Scrum is much more than just an Agile framework; it’s a set of principles and values that foster adaptability and collaboration. The Scrum structure, with its defined roles (Scrum Master, Product Owner, and development team), lack of hierarchy, ceremonies (Sprint, Sprint Planning, Daily Scrum, Sprint Review, Sprint Retrospective), and artifacts (Product Backlog, Sprint Backlog, Increment), offers a robust structure while allowing significant flexibility.

One of the main reasons why Scrum remains sufficient is its adaptability. Teams can adjust their operation within the Scrum structure to suit their specific needs without compromising the integrity of the framework. Whether through complementary practices such as Agile engineering, Lean, or techniques specific to the business context, Scrum offers fertile ground for experimentation and continuous improvement.

Scrum is not frozen in time. The framework is constantly evolving to adapt to feedback and the changing needs of organizations. Regular updates to the Scrum Guide are evidence of this willingness to adapt. This natural evolution eliminates the need to create new frameworks, as Scrum is designed to keep pace with contemporary product development challenges.

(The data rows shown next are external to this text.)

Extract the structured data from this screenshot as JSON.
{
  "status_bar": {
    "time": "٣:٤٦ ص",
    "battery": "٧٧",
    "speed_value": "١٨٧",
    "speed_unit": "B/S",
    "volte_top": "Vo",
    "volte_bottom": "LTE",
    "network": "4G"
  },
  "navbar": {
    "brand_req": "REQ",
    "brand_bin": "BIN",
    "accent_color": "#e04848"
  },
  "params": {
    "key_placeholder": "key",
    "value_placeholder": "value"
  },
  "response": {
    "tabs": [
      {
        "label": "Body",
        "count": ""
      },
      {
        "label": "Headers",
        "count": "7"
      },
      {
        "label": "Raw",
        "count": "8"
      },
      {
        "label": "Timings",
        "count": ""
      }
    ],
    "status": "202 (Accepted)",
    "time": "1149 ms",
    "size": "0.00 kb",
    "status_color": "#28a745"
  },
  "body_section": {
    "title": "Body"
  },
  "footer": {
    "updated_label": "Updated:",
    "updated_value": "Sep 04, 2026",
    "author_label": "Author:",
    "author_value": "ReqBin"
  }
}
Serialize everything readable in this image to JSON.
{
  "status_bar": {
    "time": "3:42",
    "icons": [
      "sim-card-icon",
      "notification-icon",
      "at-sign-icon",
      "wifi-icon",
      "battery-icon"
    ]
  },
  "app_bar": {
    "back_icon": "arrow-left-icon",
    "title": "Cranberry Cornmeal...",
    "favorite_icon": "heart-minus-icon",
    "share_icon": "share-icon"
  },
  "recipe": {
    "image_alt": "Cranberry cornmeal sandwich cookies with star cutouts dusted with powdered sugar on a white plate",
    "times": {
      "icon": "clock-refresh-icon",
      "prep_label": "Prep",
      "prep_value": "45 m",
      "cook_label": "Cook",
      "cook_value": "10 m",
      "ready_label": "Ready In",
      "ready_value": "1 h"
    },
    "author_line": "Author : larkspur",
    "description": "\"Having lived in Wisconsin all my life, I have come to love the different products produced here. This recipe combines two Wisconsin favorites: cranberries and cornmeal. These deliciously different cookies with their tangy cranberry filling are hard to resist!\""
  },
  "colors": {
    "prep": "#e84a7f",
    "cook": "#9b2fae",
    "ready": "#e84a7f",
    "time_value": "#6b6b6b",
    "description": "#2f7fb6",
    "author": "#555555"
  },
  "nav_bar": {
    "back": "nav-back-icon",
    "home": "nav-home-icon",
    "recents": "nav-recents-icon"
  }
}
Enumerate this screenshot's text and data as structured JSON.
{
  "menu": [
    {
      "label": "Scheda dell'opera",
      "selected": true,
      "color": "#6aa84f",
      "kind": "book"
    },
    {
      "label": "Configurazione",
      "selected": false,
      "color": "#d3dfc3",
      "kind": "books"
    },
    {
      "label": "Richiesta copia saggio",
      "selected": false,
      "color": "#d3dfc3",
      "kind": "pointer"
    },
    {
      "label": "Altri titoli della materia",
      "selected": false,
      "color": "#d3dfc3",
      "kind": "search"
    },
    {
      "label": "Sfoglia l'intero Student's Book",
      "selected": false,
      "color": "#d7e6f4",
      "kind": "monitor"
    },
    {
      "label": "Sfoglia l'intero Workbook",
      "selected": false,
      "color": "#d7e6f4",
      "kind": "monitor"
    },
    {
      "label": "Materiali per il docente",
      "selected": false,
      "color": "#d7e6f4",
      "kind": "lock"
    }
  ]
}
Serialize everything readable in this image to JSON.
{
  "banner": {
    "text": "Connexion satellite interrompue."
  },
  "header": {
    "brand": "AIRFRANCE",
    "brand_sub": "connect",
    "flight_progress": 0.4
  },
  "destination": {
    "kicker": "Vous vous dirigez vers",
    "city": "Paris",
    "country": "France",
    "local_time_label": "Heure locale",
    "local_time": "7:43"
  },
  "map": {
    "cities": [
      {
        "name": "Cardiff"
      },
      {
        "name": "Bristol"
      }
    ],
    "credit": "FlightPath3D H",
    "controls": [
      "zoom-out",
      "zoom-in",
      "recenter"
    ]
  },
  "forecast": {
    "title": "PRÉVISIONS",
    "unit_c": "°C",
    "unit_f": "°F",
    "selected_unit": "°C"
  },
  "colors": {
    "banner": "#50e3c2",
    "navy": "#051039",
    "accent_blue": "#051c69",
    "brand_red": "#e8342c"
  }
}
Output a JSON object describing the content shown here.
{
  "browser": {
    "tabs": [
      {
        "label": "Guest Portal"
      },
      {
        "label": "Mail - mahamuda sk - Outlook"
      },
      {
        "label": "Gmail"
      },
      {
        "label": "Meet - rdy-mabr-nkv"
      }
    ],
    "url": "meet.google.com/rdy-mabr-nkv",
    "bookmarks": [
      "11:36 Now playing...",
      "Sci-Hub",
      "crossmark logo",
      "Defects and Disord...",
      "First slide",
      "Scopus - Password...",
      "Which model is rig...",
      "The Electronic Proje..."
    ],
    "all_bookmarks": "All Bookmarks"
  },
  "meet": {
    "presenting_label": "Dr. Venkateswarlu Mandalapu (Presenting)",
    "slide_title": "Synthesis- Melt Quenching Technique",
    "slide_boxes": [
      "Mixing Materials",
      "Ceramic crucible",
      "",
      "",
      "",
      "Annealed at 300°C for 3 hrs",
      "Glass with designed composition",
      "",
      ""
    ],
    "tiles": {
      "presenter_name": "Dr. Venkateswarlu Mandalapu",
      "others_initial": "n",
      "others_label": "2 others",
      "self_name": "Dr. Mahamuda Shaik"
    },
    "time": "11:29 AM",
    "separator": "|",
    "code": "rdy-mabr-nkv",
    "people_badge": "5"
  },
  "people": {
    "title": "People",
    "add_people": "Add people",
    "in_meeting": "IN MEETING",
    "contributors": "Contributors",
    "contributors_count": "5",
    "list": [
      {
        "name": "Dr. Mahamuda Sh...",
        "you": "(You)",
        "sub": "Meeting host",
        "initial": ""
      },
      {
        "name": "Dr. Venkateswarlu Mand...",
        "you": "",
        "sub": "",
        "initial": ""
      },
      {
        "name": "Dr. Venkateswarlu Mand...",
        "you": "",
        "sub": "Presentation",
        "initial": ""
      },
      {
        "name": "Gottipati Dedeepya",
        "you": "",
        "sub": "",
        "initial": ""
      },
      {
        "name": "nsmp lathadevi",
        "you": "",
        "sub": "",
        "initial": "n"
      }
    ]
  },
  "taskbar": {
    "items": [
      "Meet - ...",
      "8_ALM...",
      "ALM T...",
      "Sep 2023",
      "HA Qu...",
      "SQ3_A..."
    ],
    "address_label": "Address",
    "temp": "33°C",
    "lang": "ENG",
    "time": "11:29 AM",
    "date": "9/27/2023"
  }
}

Scrum focuses on creating value with each iteration. The Product Owner is responsible for maximizing product value, and the development team focuses on delivering functional product increments at the end of each Sprint. Rather than getting lost in complex processes, Scrum focuses on creating tangible value for stakeholders. This favors a pragmatic, results-oriented approach, eliminating the need for additional frameworks that could introduce unnecessary complexity.

Without wishing to minimize the importance of other frameworks such as Unfix, or Disciplined Agile, whose aim is also to enable teams to create their own model, Scrum’s structure is very often the best solution, especially for kick-starting agility for a new product team.

See related article: The Sprint 0 trap in Scrum

Editor : 
Jean-Marc Larroque – Agile Coach, Scrum Master, Trainer and e-Commerce Web Technology Consultant at Clever Age
Check out Jean-Marc’s blog for more Agile content.

  • Agility

  • Framework

  • Scrum

  • Sprint